**Extracted material**
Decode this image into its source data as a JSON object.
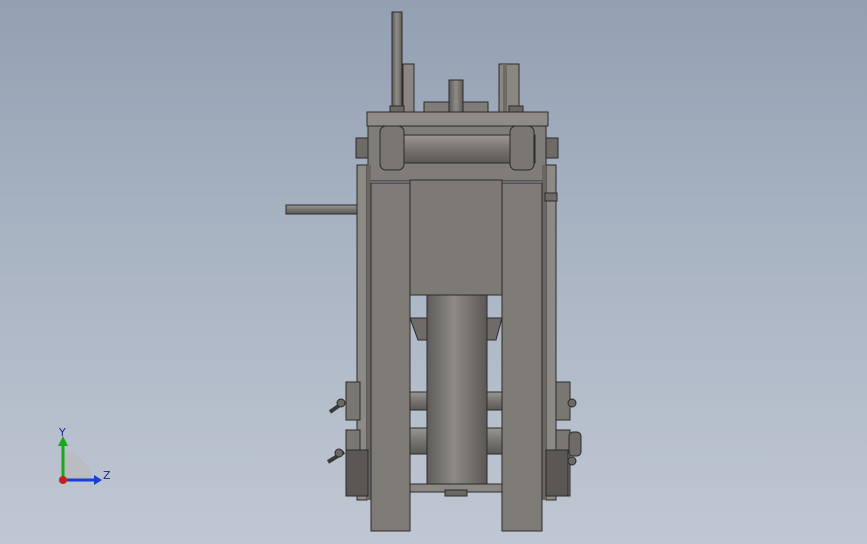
{
  "viewport": {
    "background_top": "#93a0b2",
    "background_bottom": "#bfc7d2",
    "part_color": "#7e7b77",
    "part_dark": "#55524f",
    "part_light": "#9b9894",
    "edge_color": "#2b2b2b"
  },
  "triad": {
    "y_label": "Y",
    "z_label": "Z",
    "y_color": "#1aa81a",
    "z_color": "#1a3fd6",
    "origin_color": "#c81e1e"
  }
}
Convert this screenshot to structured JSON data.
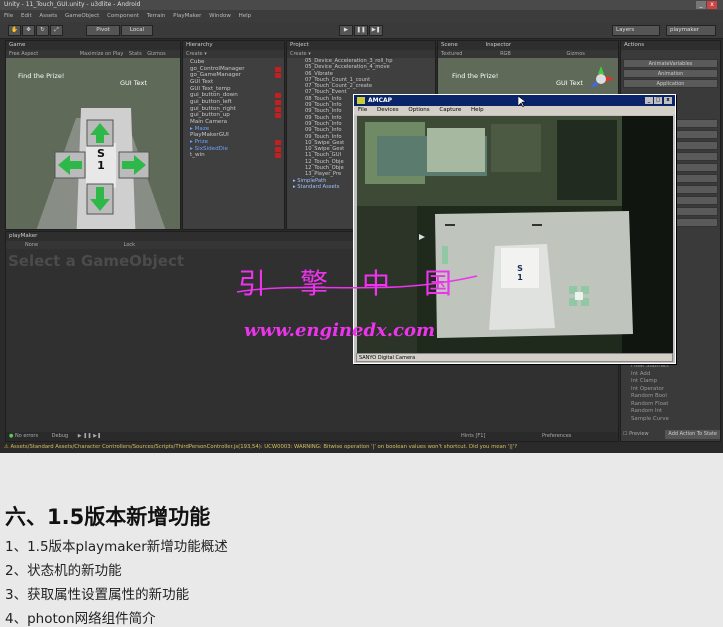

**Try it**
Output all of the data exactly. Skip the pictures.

**Response for this exercise**
Decode this image into its source data as a JSON object.
{
  "viewport": {
    "background_top": "#93a0b2",
    "background_bottom": "#bfc7d2",
    "part_color": "#7e7b77",
    "part_dark": "#55524f",
    "part_light": "#9b9894",
    "edge_color": "#2b2b2b"
  },
  "triad": {
    "y_label": "Y",
    "z_label": "Z",
    "y_color": "#1aa81a",
    "z_color": "#1a3fd6",
    "origin_color": "#c81e1e"
  }
}
Convert this screenshot to structured JSON data.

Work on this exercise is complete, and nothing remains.